The present retrospective looks back over 40 years of the career of Eduardo Costa (Buenos Aires, 1940) through numerous pieces created in different cities – Buenos Aires, New York and Rio de Janeiro – where he has been at the forefront of the local and international artistic scenes.
Throughout that time, Costa has employed different artistic strategies to incorporate various forms of reality and capture them, if only in fragments, in multiple formats: sound pieces, performances, fashion, design, jewellery, ready-mades and paintings.
Since the mid-60s, Eduardo Costa has been on a quest to engineer raw encounters between art and different aspects of reality. Almost like a cross-section of existence, his works become tautological versions of the world: they show things both as they are seen and as they are. So, like a fragment from a casual dialogue transformed into a poem, a butterfly is trapped between plastic wings to become a jewel on the pages of a fashion magazine; a snail’s perfect shape makes it ideal for a ring and branches are twisted into a bracelet. The world’s multifarious manifestations are thus translated into sound pieces, performances, fashion, design, ready-mades and paintings.
Each of Costa’s works is a maze that leads one to other works. Every object, action, drawing, song, quote and painting refers to others that infuse them with new meaning and power to form small, closed ecosystems. They aren’t series necessarily, but rather a set of different communicating vessels that together make up a diverse encyclopaedia of nature, fashion, historical avant-garde movements, pop music, oral literature, jewellery and even a redefined art gallery featuring objects made from solid paint.
Costa’s work is constantly challenging the modern canon and its need for formal purity. In opposition to this concept, his output is porous and polluted; it is playful, humorous and parodic and always seeks to expand traditional definitions of art.

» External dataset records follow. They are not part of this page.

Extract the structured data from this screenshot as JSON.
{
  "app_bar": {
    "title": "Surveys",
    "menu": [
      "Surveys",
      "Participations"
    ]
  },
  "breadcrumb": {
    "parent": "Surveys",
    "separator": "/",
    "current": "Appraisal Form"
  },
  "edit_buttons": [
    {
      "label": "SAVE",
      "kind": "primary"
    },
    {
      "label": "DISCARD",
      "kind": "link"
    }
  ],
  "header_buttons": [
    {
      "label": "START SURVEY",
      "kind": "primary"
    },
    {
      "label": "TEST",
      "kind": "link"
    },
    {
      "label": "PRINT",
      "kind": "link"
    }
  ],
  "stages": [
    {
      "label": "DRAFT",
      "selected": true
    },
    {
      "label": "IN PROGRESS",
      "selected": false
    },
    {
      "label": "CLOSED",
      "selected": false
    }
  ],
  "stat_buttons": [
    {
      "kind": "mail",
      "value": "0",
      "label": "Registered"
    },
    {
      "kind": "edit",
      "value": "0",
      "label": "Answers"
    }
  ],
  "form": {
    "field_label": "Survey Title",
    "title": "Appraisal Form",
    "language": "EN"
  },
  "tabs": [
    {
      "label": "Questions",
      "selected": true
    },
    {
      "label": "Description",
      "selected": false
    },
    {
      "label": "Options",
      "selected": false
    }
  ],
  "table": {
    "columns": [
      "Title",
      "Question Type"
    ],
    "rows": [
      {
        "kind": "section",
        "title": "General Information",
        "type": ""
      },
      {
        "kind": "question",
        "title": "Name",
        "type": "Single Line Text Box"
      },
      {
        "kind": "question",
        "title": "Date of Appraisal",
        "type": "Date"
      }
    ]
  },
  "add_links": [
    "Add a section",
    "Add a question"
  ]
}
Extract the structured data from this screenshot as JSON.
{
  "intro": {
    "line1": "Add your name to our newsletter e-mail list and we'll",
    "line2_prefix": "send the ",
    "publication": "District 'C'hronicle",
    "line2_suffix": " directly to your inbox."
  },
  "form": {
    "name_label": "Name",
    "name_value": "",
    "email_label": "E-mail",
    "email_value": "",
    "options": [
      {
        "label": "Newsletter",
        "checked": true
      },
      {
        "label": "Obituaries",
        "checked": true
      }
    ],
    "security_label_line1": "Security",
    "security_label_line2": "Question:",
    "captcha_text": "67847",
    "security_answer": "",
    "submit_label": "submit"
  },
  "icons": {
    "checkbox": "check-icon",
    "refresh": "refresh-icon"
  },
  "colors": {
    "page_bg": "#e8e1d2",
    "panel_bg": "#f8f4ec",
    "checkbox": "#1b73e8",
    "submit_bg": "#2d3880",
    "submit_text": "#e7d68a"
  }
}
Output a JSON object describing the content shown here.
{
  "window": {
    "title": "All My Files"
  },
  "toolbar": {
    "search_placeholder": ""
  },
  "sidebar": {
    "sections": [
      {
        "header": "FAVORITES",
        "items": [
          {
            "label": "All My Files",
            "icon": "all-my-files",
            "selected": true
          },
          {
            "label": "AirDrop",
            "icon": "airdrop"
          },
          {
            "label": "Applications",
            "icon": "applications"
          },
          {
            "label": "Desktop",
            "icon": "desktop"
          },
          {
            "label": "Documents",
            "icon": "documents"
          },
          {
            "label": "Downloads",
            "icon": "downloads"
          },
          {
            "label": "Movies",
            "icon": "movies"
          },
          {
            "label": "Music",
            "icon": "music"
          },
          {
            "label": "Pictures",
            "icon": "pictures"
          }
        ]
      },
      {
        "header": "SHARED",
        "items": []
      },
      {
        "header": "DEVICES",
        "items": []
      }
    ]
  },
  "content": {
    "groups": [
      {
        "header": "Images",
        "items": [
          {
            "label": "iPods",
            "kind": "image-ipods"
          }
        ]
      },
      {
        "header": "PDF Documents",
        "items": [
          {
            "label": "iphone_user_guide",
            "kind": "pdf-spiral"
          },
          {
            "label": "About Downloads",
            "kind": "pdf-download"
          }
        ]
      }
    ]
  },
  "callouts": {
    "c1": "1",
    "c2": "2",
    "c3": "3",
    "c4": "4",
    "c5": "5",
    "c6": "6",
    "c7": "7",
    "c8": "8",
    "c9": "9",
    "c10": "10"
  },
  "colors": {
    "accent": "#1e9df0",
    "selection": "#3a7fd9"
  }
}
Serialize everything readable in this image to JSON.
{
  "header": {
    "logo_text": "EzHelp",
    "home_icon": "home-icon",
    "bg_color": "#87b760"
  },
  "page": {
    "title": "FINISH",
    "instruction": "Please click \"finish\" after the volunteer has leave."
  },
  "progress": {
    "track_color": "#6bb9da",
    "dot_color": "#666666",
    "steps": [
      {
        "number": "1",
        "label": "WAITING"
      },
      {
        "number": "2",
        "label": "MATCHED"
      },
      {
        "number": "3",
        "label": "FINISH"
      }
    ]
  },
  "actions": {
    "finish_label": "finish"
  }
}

Eduardo Costa (Buenos Aires, 1940) studied Literature and History of Art at the Universidad de Buenos Aires. Together with Roberto Jacoby and Raúl Escari, he wrote the manifesto Un arte de los medios de comunicación (Towards Media Art, 1966). In the late 60s, he travelled to New York and his artworks from that period reveal the influence of different languages in a climate of experimentation and clear expansion of his artistic practice. Since 1994, he has been working on the project “Volumetric Painting”, a series of artworks that transcend the plane and mediums of traditional painting.